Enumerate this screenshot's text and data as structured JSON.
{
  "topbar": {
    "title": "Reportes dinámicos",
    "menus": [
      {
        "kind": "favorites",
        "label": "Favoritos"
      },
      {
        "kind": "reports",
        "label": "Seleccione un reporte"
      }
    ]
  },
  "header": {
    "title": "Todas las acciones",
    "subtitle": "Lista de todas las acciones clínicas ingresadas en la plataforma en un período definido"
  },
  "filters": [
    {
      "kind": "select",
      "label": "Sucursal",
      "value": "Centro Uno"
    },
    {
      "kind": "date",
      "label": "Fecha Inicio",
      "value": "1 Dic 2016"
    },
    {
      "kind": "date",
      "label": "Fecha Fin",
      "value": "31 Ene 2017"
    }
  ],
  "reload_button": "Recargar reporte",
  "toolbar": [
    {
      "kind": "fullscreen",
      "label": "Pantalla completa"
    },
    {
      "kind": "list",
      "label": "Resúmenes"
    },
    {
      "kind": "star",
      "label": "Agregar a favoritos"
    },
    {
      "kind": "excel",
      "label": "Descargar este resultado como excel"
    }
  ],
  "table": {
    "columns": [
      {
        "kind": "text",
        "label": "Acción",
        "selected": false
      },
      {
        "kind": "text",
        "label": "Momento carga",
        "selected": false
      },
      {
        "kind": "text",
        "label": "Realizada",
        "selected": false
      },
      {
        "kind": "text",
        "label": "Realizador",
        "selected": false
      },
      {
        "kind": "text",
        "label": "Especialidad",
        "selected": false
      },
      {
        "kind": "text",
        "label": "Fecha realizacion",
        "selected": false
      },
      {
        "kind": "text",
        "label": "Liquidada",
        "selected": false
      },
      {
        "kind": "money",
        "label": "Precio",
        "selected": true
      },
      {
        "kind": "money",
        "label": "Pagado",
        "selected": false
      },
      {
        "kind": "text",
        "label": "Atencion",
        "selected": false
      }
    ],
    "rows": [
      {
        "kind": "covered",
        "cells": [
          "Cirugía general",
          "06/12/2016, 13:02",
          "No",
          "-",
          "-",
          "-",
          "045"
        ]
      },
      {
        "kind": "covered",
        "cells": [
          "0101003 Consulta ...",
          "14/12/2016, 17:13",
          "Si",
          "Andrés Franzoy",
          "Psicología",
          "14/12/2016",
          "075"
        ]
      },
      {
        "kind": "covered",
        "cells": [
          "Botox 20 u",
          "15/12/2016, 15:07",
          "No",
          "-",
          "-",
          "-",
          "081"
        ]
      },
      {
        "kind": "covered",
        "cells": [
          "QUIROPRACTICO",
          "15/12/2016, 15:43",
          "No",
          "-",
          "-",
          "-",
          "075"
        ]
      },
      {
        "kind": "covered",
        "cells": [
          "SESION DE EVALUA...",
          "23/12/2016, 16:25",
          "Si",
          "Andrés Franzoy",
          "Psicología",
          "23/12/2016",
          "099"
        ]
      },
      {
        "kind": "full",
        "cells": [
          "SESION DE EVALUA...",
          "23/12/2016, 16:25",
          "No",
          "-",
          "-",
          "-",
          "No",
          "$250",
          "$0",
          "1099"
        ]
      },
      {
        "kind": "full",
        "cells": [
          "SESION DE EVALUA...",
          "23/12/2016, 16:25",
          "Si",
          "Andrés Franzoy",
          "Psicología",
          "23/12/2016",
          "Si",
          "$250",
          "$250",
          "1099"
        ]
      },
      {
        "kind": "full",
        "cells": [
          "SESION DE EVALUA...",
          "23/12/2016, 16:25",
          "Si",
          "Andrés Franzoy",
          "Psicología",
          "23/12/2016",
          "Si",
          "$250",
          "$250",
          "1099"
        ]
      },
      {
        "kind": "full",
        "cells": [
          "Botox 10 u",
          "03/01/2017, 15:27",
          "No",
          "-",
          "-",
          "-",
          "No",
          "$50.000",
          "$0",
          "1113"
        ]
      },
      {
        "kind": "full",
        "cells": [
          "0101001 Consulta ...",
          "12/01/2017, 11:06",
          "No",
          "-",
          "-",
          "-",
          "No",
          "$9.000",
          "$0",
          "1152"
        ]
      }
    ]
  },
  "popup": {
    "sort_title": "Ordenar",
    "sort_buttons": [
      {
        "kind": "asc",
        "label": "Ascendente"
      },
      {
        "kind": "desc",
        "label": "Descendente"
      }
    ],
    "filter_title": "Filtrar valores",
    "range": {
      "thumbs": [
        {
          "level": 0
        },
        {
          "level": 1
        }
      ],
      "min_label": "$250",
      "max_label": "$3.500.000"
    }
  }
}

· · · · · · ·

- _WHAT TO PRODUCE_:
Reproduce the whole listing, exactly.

- _ANSWER TO THE PROBLEM_:
Enumerate this screenshot's text and data as structured JSON.
{
  "topbar": {
    "title": "Reportes dinámicos",
    "menus": [
      {
        "kind": "favorites",
        "label": "Favoritos"
      },
      {
        "kind": "reports",
        "label": "Seleccione un reporte"
      }
    ]
  },
  "header": {
    "title": "Todas las acciones",
    "subtitle": "Lista de todas las acciones clínicas ingresadas en la plataforma en un período definido"
  },
  "filters": [
    {
      "kind": "select",
      "label": "Sucursal",
      "value": "Centro Uno"
    },
    {
      "kind": "date",
      "label": "Fecha Inicio",
      "value": "1 Dic 2016"
    },
    {
      "kind": "date",
      "label": "Fecha Fin",
      "value": "31 Ene 2017"
    }
  ],
  "reload_button": "Recargar reporte",
  "toolbar": [
    {
      "kind": "fullscreen",
      "label": "Pantalla completa"
    },
    {
      "kind": "list",
      "label": "Resúmenes"
    },
    {
      "kind": "star",
      "label": "Agregar a favoritos"
    },
    {
      "kind": "excel",
      "label": "Descargar este resultado como excel"
    }
  ],
  "table": {
    "columns": [
      {
        "kind": "text",
        "label": "Acción",
        "selected": false
      },
      {
        "kind": "text",
        "label": "Momento carga",
        "selected": false
      },
      {
        "kind": "text",
        "label": "Realizada",
        "selected": false
      },
      {
        "kind": "text",
        "label": "Realizador",
        "selected": false
      },
      {
        "kind": "text",
        "label": "Especialidad",
        "selected": false
      },
      {
        "kind": "text",
        "label": "Fecha realizacion",
        "selected": false
      },
      {
        "kind": "text",
        "label": "Liquidada",
        "selected": false
      },
      {
        "kind": "money",
        "label": "Precio",
        "selected": true
      },
      {
        "kind": "money",
        "label": "Pagado",
        "selected": false
      },
      {
        "kind": "text",
        "label": "Atencion",
        "selected": false
      }
    ],
    "rows": [
      {
        "kind": "covered",
        "cells": [
          "Cirugía general",
          "06/12/2016, 13:02",
          "No",
          "-",
          "-",
          "-",
          "045"
        ]
      },
      {
        "kind": "covered",
        "cells": [
          "0101003 Consulta ...",
          "14/12/2016, 17:13",
          "Si",
          "Andrés Franzoy",
          "Psicología",
          "14/12/2016",
          "075"
        ]
      },
      {
        "kind": "covered",
        "cells": [
          "Botox 20 u",
          "15/12/2016, 15:07",
          "No",
          "-",
          "-",
          "-",
          "081"
        ]
      },
      {
        "kind": "covered",
        "cells": [
          "QUIROPRACTICO",
          "15/12/2016, 15:43",
          "No",
          "-",
          "-",
          "-",
          "075"
        ]
      },
      {
        "kind": "covered",
        "cells": [
          "SESION DE EVALUA...",
          "23/12/2016, 16:25",
          "Si",
          "Andrés Franzoy",
          "Psicología",
          "23/12/2016",
          "099"
        ]
      },
      {
        "kind": "full",
        "cells": [
          "SESION DE EVALUA...",
          "23/12/2016, 16:25",
          "No",
          "-",
          "-",
          "-",
          "No",
          "$250",
          "$0",
          "1099"
        ]
      },
      {
        "kind": "full",
        "cells": [
          "SESION DE EVALUA...",
          "23/12/2016, 16:25",
          "Si",
          "Andrés Franzoy",
          "Psicología",
          "23/12/2016",
          "Si",
          "$250",
          "$250",
          "1099"
        ]
      },
      {
        "kind": "full",
        "cells": [
          "SESION DE EVALUA...",
          "23/12/2016, 16:25",
          "Si",
          "Andrés Franzoy",
          "Psicología",
          "23/12/2016",
          "Si",
          "$250",
          "$250",
          "1099"
        ]
      },
      {
        "kind": "full",
        "cells": [
          "Botox 10 u",
          "03/01/2017, 15:27",
          "No",
          "-",
          "-",
          "-",
          "No",
          "$50.000",
          "$0",
          "1113"
        ]
      },
      {
        "kind": "full",
        "cells": [
          "0101001 Consulta ...",
          "12/01/2017, 11:06",
          "No",
          "-",
          "-",
          "-",
          "No",
          "$9.000",
          "$0",
          "1152"
        ]
      }
    ]
  },
  "popup": {
    "sort_title": "Ordenar",
    "sort_buttons": [
      {
        "kind": "asc",
        "label": "Ascendente"
      },
      {
        "kind": "desc",
        "label": "Descendente"
      }
    ],
    "filter_title": "Filtrar valores",
    "range": {
      "thumbs": [
        {
          "level": 0
        },
        {
          "level": 1
        }
      ],
      "min_label": "$250",
      "max_label": "$3.500.000"
    }
  }
}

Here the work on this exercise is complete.